Japan has been struggling with next to no growth and fighting deflation for more than 20 years, leading to huge monetary and fiscal stimulus and structural reforms, from the 'three arrows' of Abenomics to the central bank's purchase of enormous swathes...
While the UK economy has recovered markedly since the financial crisis, UK GDP growth is set to slow. GDP growth was 2.2% in 2015, and is now forecast to slow to 1.8% in 2016 and 0.9% in 2017.
The lead-up to and events immediately following the UK Brexit confirmed to us that the optimal route into the property sector is via a 'permanent capital' model, specifically listed real estate investment trusts (REITs).
South Korea rose from the ashes of its civil war in the 1950s, when it was one of the poorest nations on earth. Now, despite being a wealthy country, it is still regarded by many as an emerging market.
Emerging markets continue to face a number of macroeconomic challenges, often linked with the dramatic falls in commodity prices and political risks that investors must discount for.
Regardless of market conditions, active management in the Japanese small-cap market is still able to provide a better return with less volatility when compared to Japanese equity market as a whole.

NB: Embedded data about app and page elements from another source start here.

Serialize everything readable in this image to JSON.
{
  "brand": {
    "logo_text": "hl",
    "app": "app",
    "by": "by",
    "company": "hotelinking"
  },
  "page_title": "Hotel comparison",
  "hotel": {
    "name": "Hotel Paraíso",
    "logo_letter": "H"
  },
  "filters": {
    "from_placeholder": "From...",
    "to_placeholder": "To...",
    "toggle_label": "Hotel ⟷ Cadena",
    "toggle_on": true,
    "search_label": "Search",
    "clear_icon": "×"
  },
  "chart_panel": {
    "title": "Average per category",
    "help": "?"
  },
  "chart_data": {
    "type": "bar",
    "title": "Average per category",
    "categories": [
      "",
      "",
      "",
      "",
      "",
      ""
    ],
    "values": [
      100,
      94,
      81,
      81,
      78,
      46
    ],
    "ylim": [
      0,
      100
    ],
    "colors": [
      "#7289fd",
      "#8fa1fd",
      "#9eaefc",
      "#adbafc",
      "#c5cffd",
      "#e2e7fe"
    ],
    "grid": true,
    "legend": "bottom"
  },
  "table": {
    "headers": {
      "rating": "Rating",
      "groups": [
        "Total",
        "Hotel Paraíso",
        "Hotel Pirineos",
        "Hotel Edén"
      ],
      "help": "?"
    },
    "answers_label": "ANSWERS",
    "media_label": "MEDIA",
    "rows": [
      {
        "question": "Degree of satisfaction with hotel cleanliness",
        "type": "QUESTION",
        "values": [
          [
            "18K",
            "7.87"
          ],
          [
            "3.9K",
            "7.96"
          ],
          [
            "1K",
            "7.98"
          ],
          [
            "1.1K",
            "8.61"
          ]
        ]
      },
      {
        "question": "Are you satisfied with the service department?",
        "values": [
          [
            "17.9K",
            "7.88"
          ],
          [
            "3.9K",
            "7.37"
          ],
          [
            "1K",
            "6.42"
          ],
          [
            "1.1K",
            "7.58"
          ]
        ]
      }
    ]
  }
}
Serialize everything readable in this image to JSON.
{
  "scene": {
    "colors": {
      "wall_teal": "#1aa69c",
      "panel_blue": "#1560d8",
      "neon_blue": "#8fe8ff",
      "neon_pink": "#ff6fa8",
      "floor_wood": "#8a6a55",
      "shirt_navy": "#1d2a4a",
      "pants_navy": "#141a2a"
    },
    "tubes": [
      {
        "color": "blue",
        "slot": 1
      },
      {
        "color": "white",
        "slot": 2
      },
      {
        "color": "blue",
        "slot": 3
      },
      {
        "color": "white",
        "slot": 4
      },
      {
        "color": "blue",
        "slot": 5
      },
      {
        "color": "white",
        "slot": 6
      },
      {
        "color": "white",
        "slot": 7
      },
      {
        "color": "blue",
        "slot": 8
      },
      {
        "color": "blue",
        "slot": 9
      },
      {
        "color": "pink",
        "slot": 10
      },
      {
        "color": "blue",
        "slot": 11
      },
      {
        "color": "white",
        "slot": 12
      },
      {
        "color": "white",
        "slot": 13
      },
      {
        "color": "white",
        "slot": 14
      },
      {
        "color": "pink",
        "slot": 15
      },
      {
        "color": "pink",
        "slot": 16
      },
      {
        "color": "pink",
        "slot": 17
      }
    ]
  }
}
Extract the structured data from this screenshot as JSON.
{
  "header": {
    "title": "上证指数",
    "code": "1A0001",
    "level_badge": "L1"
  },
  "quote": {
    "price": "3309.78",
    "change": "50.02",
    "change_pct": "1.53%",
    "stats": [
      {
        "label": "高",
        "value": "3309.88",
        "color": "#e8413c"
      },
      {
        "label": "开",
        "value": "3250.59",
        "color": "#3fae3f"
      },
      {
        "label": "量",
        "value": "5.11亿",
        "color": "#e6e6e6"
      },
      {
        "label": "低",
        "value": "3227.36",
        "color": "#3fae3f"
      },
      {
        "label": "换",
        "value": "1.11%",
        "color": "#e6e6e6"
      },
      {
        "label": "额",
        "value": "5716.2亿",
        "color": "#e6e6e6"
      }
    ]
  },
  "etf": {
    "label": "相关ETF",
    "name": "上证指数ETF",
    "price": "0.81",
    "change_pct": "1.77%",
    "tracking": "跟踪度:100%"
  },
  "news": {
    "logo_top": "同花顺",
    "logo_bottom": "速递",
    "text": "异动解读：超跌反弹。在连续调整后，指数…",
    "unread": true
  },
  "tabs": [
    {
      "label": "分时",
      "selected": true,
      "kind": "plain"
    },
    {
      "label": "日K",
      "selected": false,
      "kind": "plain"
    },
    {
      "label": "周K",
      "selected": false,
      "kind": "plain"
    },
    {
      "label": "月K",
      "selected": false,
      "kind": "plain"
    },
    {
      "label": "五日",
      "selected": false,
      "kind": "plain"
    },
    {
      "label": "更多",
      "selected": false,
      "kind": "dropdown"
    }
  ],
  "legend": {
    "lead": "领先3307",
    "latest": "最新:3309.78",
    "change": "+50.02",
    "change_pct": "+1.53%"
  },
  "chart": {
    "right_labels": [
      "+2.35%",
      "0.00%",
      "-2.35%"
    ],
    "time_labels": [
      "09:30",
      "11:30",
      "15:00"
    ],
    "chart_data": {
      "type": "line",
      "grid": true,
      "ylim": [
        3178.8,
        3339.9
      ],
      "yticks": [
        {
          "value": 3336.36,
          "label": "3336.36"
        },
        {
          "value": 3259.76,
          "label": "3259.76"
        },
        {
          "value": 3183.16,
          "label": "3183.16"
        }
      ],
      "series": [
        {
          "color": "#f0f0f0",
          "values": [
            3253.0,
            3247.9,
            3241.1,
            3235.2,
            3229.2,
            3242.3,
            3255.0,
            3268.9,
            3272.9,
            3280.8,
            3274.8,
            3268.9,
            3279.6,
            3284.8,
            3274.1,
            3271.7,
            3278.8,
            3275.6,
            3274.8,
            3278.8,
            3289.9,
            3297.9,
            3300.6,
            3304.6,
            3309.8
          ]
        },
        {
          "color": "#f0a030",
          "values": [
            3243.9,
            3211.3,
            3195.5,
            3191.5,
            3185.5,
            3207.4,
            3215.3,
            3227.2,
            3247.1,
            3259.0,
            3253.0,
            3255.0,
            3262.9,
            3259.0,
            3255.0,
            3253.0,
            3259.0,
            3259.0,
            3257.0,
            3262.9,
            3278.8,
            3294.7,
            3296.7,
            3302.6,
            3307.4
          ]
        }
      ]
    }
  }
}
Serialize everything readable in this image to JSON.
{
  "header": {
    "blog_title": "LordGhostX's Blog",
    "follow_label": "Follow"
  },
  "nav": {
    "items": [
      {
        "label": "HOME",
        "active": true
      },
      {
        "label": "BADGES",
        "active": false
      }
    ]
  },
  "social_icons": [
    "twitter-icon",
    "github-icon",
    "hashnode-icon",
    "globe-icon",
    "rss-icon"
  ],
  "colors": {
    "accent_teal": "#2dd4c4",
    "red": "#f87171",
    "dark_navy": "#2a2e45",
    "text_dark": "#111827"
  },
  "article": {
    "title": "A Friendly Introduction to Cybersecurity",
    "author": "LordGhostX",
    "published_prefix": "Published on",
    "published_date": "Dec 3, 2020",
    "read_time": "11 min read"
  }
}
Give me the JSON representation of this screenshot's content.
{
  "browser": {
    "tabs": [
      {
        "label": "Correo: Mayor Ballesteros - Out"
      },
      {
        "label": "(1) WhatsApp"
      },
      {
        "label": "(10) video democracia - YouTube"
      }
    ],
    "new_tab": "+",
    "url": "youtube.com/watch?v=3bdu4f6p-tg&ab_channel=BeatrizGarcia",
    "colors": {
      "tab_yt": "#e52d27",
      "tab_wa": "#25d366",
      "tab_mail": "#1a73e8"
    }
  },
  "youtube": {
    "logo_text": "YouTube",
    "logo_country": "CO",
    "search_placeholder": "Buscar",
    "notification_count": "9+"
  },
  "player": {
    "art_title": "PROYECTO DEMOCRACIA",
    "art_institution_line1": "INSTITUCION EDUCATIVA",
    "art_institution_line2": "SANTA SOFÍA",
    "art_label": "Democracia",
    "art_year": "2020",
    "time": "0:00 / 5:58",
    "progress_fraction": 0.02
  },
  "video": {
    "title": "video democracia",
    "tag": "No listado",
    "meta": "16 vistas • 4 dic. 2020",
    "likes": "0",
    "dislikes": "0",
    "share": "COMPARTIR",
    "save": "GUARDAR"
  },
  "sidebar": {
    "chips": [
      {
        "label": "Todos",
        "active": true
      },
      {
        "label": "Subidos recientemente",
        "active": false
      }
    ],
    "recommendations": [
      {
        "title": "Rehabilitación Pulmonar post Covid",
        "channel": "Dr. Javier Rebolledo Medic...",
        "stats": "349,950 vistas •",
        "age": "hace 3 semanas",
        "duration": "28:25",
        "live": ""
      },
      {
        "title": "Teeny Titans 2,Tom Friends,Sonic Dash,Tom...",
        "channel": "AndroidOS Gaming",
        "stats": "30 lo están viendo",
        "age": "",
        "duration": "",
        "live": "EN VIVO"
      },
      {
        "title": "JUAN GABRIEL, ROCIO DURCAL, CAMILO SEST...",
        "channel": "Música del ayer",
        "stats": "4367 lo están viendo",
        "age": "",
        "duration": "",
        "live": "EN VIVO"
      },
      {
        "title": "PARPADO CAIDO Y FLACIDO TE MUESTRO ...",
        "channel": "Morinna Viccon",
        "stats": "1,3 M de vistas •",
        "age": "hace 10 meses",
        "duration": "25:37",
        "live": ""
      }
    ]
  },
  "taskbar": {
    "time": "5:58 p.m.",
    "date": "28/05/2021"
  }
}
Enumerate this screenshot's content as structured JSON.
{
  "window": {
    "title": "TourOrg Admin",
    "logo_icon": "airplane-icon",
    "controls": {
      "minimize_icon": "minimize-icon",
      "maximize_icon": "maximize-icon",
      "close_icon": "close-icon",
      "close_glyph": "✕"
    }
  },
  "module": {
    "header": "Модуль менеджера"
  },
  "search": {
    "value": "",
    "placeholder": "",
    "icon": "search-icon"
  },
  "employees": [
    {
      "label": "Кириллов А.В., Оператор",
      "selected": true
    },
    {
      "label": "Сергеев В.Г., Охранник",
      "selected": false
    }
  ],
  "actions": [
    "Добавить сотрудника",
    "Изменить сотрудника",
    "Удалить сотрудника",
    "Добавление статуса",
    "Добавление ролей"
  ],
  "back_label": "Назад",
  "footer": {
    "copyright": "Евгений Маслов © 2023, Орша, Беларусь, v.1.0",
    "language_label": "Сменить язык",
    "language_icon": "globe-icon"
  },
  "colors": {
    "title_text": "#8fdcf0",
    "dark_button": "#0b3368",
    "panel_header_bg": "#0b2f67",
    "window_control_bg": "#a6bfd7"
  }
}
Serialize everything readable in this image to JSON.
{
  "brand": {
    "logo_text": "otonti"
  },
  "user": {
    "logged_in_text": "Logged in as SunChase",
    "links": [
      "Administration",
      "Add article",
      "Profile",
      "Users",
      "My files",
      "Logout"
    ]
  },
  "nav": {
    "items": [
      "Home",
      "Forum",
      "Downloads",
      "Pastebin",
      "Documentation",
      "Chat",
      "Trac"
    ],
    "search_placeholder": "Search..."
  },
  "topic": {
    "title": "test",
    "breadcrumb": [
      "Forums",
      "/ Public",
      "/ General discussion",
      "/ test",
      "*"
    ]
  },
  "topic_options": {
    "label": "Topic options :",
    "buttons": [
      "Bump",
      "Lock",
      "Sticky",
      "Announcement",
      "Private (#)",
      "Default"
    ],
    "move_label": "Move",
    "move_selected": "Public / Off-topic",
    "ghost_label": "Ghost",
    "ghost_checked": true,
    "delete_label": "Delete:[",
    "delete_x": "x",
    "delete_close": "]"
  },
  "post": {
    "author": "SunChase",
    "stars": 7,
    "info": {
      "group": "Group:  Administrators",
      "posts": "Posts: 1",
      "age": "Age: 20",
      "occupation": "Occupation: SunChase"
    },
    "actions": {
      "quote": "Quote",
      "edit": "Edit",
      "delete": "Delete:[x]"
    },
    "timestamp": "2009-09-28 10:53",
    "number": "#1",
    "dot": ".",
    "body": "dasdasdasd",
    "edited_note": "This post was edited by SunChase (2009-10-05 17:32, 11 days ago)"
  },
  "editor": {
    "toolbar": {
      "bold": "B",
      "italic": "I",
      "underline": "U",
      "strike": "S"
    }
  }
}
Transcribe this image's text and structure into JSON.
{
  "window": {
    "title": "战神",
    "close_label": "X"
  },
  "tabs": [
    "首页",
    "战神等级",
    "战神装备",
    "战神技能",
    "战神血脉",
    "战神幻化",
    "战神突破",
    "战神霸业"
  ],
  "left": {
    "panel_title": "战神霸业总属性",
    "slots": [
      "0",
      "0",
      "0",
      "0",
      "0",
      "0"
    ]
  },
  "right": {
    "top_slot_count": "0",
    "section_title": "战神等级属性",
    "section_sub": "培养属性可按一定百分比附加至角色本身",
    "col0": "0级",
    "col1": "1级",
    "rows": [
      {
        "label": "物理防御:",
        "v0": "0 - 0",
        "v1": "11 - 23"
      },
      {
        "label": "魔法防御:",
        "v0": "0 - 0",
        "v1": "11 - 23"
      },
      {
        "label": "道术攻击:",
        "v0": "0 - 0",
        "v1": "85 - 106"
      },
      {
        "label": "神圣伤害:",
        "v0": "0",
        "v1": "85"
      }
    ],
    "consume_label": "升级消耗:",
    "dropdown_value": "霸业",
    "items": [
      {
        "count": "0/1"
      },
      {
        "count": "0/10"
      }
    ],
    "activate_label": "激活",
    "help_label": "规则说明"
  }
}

Despite political upheavals, the current environment of low growth and low interest rates should be broadly positive for equities in Europe.
Positive headlines from the US have been rare this year - from social issues and divisive politics to economic underperformance.
Uncertainty about what Trump may do
Recent months have been mixed for the UK property market. The asset class performed well early in the year, but returns were rocked by the uncertainty surrounding June's Brexit vote.
Emerging market fixed income has been one of the best performing assets classes of 2016 and this can be seen from improving industrial production and PMI indicators, showing that emerging economies are once again widening the gap to industrial countries....
Most developed market yield curves have suffered bear steepening over the past month, despite quantitative easing.
The luxury industry has entered a phase of consolidation. Luxury goods companies have to rethink strategies as the implosion of the gift-giving bubble, the store openings euphoria, and shifting consumption patterns have led to an increasingly competitive...
Emerging market debt has gained more than 15% in 2016, outperforming all other major asset classes and markets, and confounding the roundly pessimistic expectations at the start of the year.
Stabilising economic and corporate earnings growth, improving macro stability and overall accommodative local macro policies have provided a positive anchor for Asia ex Japan assets in the face of elevated global and developed market growth, policy and...
Need for Hong Kong to work out relationship with China
While IMF global growth forecasts may have finally steadied after five consecutive semi-annual cuts, it is not to say that the global economy has stabilised and is set to normalise once again.
Key is understanding the effect of macroeconomics on the market
Following a prolonged period of poor performance, many investors have started to reappraise the prospects for emerging markets (EMs).
European markets are finding no shortage of things to worry about, whether it be the travails of the banking sector, the tortuous Brexit negotiations that lie ahead or the end of the European Central Bank's quantitative easing next March.
Sluggish growth and weak domestic spending
A legacy of ultra-low interest rates, high government debt, and subdued economic growth in developed markets is that investment returns from all major asset classes are low and likely to remain so for some time.